“Our elected officials in Washington – both Republicans and Democrats – are wandering the halls of Congress like lemmings in a sort of ‘free trade trance,’ and if they don’t come to their senses soon, we’ll all pay the price,” says National Farmers Union (NFU) President Roger Johnson in a guest column in The Hill.
Johnson argues that the free traders are so convinced that we should sign every agreement possible because more trade in and of itself is necessarily better, that they’re willing to hand over authority to the president to negotiate these deals – known as fast track – in secret. He also points out that Congress has signed plenty of these deals in the past and the record is less than spectacular.
“After signing massive trade agreements including the North American Free Trade Agreement (NAFTA) and the U.S.-Korea Trade Agreement, the prosperity and jobs that were promised to flood our nation and lift our middle class like the rising tide have failed to appear,” he notes. “In 2014, the trade deficit increased to $505 billion, representing nearly 3 percent of the nation’s total Gross Domestic Product (GDP) and acting as a drag on the overall economy.”
Johnson notes that currency manipulation remains the main reason why NFU has strongly opposed the Trans-Pacific Partnership (TPP), one of the massive deals currently being considered by Congress.

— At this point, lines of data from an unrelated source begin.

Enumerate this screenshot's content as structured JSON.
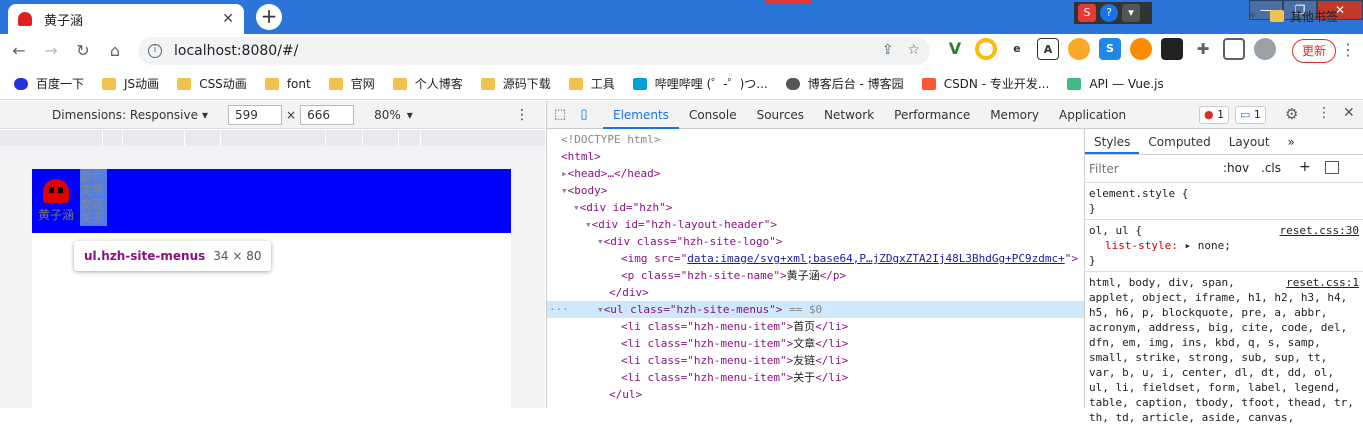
{
  "browser": {
    "tab_title": "黄子涵",
    "tab_close": "✕",
    "new_tab": "+",
    "window_controls": {
      "minimize": "—",
      "restore": "❐",
      "close": "✕"
    },
    "ime_label": "S",
    "url": "localhost:8080/#/",
    "update_label": "更新",
    "bookmarks": [
      "百度一下",
      "JS动画",
      "CSS动画",
      "font",
      "官网",
      "个人博客",
      "源码下载",
      "工具",
      "哔哩哔哩 (゜-゜)つ...",
      "博客后台 - 博客园",
      "CSDN - 专业开发...",
      "API — Vue.js"
    ],
    "bookmarks_more": "»",
    "other_bookmarks": "其他书签"
  },
  "device_toolbar": {
    "dimensions_label": "Dimensions: Responsive",
    "width": "599",
    "height": "666",
    "times": "×",
    "zoom": "80%"
  },
  "page": {
    "site_name": "黄子涵",
    "menu_items": [
      "首页",
      "文章",
      "友链",
      "关于"
    ],
    "tooltip_tag": "ul.hzh-site-menus",
    "tooltip_dim": "34 × 80"
  },
  "devtools": {
    "tabs": [
      "Elements",
      "Console",
      "Sources",
      "Network",
      "Performance",
      "Memory",
      "Application"
    ],
    "active_tab": "Elements",
    "error_count": "1",
    "message_count": "1",
    "dom": {
      "doctype": "<!DOCTYPE html>",
      "html": "<html>",
      "head": "<head>…</head>",
      "body": "<body>",
      "hzh_open": "<div id=\"hzh\">",
      "header_open": "<div id=\"hzh-layout-header\">",
      "logo_open": "<div class=\"hzh-site-logo\">",
      "img_tag_start": "<img src=\"",
      "img_src": "data:image/svg+xml;base64,P…jZDgxZTA2Ij48L3BhdGg+PC9zdmc+",
      "img_tag_end": "\">",
      "p_open": "<p class=\"hzh-site-name\">",
      "p_text": "黄子涵",
      "p_close": "</p>",
      "div_close": "</div>",
      "ul_open": "<ul class=\"hzh-site-menus\">",
      "ul_suffix": "== $0",
      "li_open": "<li class=\"hzh-menu-item\">",
      "li_close": "</li>",
      "li_texts": [
        "首页",
        "文章",
        "友链",
        "关于"
      ],
      "ul_close": "</ul>"
    },
    "styles_tabs": [
      "Styles",
      "Computed",
      "Layout"
    ],
    "styles_more": "»",
    "filter_placeholder": "Filter",
    "hov": ":hov",
    "cls": ".cls",
    "rules": {
      "element_style": "element.style {",
      "brace_close": "}",
      "ol_ul": "ol, ul {",
      "ol_ul_src": "reset.css:30",
      "list_style_prop": "list-style:",
      "list_style_val": "none;",
      "html_src": "reset.css:1",
      "html_selector": "html, body, div, span, applet, object, iframe, h1, h2, h3, h4, h5, h6, p, blockquote, pre, a, abbr, acronym, address, big, cite, code, del, dfn, em, img, ins, kbd, q, s, samp, small, strike, strong, sub, sup, tt, var, b, u, i, center, dl, dt, dd, ol, ul, li, fieldset, form, label, legend, table, caption, tbody, tfoot, thead, tr, th, td, article, aside, canvas,"
    }
  }
}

Currency manipulation allows governments to keep their currencies undervalued and boost exports, limit imports and create large current-account surpluses.
“The U.S. deficit with Japan reached nearly $80 billion in 2013, and currency manipulation was the most significant cause of the deficit,” notes Johnson. “It is estimated that the trade deficit with Japan alone resulted in 896,600 jobs eliminated in the nation across nearly all congressional districts.”
Johnson also points out that the trade deal with South Korea, which is celebrating its 3-year anniversary, has failed to meet its promises as well. “When we signed this deal, the American public was promised an increase in exports and at least 70,000 new jobs. Instead, our exports to South Korea are down and we’ve lost 84,000 jobs. For every new U.S. car sold to Korea since we signed the deal, they sell us 14 new cars, all made with jobs that could and should be here.”
Johnson explains that many may wonder why one of the nation’s largest organizations representing family farmers and ranchers is coming out against massive trade agreements, which have by and large benefitted this nation’s agriculture sector. “First, we’re not only farmers and ranchers, we’re Americans, and we’re tired of seeing our great nation drawing the short straw in every trade deal we sign,” he says, and the second reason is more practical.
“As farmers and ranchers, we understand that the vast majority of the products we grow – whether it’s tomatoes or cattle – are sold domestically. And if we continue to lose good jobs and dig ourselves into a deeper debt hole as a nation, our major market – our fellow Americans – won’t have the means to purchase the food, fiber and fuel we grow.”
“The easiest way to keep the lemmings from charging over the cliff is to deny this president, and every president of any party that follows, fast track authority,” he concludes.